Due to pandemic conditions while more people are working remotely, most meetings and virtual training sessions are occurring via Zoom or other platforms such as MS Teams, Webex, etc. It’s no secret that Zoom Fatigue is happening and impacting employee productivity and morale. Just today, a client said that when it comes to virtual meetings, there are two camps of people: people who engage and those who do not unless they are called upon or need to speak. On the positive side, online tools have provided mechanisms and systems to communicate and keep in touch. With that said, too much of a good thing can flip to the negative side of the equation if you’re not paying attention to it.
Take this quick self-assessment to determine if you or your employees suffer from Zoom Fatigue. For each statement, select Agree or Disagree. Your response represents an overall sentiment and view of the situation.
|1. I spend at least 4 to 6 hours in Zoom meetings or Virtual Learning Sessions per week.|
|2. I find Zoom meetings / training sessions boring and consist of talking heads.|
|3. I tend to multi-task while on a Zoom meeting.|
|4. I prefer to attend live vs. virtual training.|
|5. I tend to listen and Zone Out more than I speak.|
|6. I am comfortable being on camera.|
What do your responses tell you?

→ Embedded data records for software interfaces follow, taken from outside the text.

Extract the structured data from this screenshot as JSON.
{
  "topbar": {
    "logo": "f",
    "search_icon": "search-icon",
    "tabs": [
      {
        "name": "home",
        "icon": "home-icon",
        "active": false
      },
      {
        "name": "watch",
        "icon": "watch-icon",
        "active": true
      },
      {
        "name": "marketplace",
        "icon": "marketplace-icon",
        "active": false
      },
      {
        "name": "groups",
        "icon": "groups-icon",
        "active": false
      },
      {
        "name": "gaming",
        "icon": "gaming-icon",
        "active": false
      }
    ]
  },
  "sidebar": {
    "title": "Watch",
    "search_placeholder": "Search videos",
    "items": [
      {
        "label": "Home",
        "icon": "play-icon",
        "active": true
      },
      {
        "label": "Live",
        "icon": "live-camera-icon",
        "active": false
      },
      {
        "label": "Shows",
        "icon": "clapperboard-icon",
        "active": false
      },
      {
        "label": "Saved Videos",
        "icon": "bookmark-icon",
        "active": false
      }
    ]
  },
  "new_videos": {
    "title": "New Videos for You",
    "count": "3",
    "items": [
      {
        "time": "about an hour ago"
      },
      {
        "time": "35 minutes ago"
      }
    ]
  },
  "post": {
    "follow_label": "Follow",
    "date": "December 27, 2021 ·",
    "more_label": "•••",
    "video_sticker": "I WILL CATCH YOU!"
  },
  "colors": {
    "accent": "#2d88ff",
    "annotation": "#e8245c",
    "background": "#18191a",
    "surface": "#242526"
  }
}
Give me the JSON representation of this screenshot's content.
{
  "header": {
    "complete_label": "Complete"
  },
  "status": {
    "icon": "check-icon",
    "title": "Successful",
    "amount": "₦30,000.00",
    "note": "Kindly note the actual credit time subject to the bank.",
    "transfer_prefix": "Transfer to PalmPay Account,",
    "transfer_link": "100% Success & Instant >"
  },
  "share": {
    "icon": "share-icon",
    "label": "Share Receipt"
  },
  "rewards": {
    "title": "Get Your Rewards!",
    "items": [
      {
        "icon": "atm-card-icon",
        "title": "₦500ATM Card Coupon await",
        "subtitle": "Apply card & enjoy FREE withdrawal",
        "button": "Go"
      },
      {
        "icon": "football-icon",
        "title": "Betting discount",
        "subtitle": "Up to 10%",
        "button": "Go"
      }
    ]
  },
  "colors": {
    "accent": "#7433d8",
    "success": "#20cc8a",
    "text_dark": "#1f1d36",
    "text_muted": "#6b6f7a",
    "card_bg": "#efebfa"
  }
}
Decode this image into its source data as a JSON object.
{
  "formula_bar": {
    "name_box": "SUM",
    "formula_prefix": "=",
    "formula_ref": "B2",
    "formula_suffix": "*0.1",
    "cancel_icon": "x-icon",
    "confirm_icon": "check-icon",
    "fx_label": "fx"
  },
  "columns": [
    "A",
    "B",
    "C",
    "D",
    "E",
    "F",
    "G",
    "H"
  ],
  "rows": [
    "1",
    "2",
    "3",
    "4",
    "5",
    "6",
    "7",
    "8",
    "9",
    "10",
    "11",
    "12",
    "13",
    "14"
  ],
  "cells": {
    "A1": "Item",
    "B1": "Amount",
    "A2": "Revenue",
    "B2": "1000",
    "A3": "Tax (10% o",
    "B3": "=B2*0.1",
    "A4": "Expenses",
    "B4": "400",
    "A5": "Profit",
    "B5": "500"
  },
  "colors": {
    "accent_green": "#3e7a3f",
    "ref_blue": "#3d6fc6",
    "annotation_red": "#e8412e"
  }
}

1. If your spending more than 6 hours a week on Zoom or other platforms, ask yourself:
- How effectives are these meetings / virtual training sessions to begin with?
- Are they managed well?
- Do they have start and stop times?
- Is there an agenda?
- Do action items that come out of the meetings?
- Are you engaged in the learning online as much as you are in person?
- Are the training sessions engaging and interesting?
2. If you find online meetings or virtual training sessions boring, ask yourself:
- Do you keep the meeting and/or training session at a manageable time frame? g., less than 45 minutes for meetings and less then 90 minutes for training?
- Do you provide breaks?
- Do you have interaction and activities built in?
3. If you tend to multi-task while on Zoom, ask yourself:
- What’s more important than what’s being talked about / presented?
- Are you interested in the topic to begin with?
- Are you required to attend or is this optional?
- Do you have a stake in the meeting?
- Are you required to participate?
4. If you prefer to attend live sessions vs. virtual training, ask yourself?
- What do I want to get out of this training session?
- If this important for my job and/or my career?
- Are you engaged in the training or a bystander?
5. If you tend to listen more than you speak, ask yourself:
- Are you interested in this topic?
- Do you want your voice to be heard?
- Are you comfortable speaking up in virtual meetings or sessions?
- Do you participate in activities if there are some?
6. If you have a tendency to avoid the camera, ask yourself?
- Do you have a space that is conducive to being on camera in the first place?
Based on your responses, keep in mind the following Zoom Tips to create, deliver and facilitate engaging sessions that make a difference and matter to those who attend.
Zoom Tips: Leading Meetings / Virtual Learning Sessions
- Make sure the platform works and test it out ahead of time
- Focus on the NEED to KNOW vs. NICE to KNOW
- Make sure the meeting or virtual learning is absolutely necessary
- Use Slides with Few Words and more pictures
- Use the tools to engage participants
- Video clips (e.g., from You Tube)
- Include Breaks (short or long, depending on the length of the overall session
- For meetings – 60 minutes or less
- For virtual learning – 90 minutes or less per session. If you have longer training sessions, break them into smaller increments.
- Encourage participants to use video, at least for some of the time so that you can see each other
- Set Ground Rules for participation
- Have Fun! and allow time to get to know one another on a personal level
- Incorporate activities for both meetings and virtual learning
- Leave with action items and assignments
- Finish with takeaways
- Follow-up, Follow-up, Follow-up
Zoom Tips: Attending Meetings / Virtual Learning Sessions
- Make a commitment to participate
- Use the chat to ask questions
- Turn the Video On.
- Take notes.
- Remove distractions (if you can)
- Use mute function when listening to speaker
- Check your computer ahead of time to make sure everything is set up and you’re able to connect to the site
- If you need to use your phone, make sure that works as well
- Let people know you’re in a meeting or training session
- Don’t multi-task with answering phones, checking for email, etc.
A meeting or Virtual Training Needs To Be Interactive and Engaging
The name of the current Meeting and Virtual Learning game is to keep the participant engaged, action items are identified and the information is useful and applicable. This comes with reinforcement, coaching and ongoing learning opportunities, both formal and informal.